“I wonder if ‘Other Fancy Review’ will like it.”
Then, after a few days, the story goes out again. Repeat process—until one day, some editor, somewhere says, “We love this piece.”
Rejection, like most aspects of life, is not black and white. There are different kinds of rejection.
The Impersonal: Form Letter
Short and to the point—we don’t want your story. It could be the editors are harried and don’t have time to elaborate. Or they just can’t use the story. They may not have room for it. It might not be to their taste, or it might not fit in with the style and tone of their publication. Or the story is truly not up to par. It needs work and should be revised.
The Glimmer of Hope: Form Letter with a Short Personal Remark tucked in
Once you’ve stopped beating your head with your thesaurus, re-read the rejection letter. Sometimes an editor will slip in a tiny hint that she liked your work. “We enjoyed reading your story.” “We encourage you to keep writing.” In fact, I re-read all my rejection letters before writing this entry (it took hours!) and found several I would swear were flat-out rejections that actually had a short bit that said to consider submitting again.
The Good Rejection: Send More!
If you’re going to be rejected, you want one of these! Sometimes, editors will really like your story, but for whatever reason, that particular story simply doesn’t work out for the issue they’re producing or the magazine, in general. They might say they were impressed with your writing and ask you to send another story in the future. These are gems. You’ve gotten their attention in a great way.
Good rejections keep me going. Though still a rejection, they’re tiny validations that I should still write, still submit, still create. Acceptances are celebrations. A moment of writer glory! Of course, happily ever after endings only happen in sappy romantic comedies and 1950’s musicals (I love all that stuff!). So chances are the next email response will be a rejection. So the story goes.

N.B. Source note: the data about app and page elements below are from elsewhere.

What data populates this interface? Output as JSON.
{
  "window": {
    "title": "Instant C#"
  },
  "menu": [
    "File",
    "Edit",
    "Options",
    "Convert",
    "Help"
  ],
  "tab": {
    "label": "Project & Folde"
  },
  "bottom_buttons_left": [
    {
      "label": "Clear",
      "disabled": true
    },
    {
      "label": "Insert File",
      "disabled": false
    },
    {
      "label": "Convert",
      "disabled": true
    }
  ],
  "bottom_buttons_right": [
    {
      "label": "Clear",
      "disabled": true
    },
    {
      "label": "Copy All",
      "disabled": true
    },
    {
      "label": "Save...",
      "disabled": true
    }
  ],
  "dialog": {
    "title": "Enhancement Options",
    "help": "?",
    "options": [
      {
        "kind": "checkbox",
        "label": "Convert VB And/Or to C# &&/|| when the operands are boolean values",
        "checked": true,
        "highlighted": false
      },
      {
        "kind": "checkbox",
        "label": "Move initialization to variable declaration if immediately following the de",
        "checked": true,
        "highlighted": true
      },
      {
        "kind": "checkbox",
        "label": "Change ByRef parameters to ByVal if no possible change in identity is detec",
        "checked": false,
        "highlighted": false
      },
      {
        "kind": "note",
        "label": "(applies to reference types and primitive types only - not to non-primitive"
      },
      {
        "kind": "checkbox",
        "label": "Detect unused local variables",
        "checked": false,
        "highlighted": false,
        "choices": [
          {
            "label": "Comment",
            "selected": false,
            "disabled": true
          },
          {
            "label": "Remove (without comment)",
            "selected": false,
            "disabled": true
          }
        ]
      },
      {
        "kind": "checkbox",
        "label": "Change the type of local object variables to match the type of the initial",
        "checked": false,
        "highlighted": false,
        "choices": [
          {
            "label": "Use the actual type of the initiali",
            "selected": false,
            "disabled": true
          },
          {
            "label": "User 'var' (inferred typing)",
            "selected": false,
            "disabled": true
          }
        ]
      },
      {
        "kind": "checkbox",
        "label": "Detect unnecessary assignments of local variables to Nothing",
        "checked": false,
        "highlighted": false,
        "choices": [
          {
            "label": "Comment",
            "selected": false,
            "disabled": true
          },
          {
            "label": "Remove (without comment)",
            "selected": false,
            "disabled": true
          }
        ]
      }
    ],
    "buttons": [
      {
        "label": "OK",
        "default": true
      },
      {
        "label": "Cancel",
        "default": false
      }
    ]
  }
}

Commiserate! Share your rejection woes, your thoughts on rejection, wacky rejection letters or how you handle it.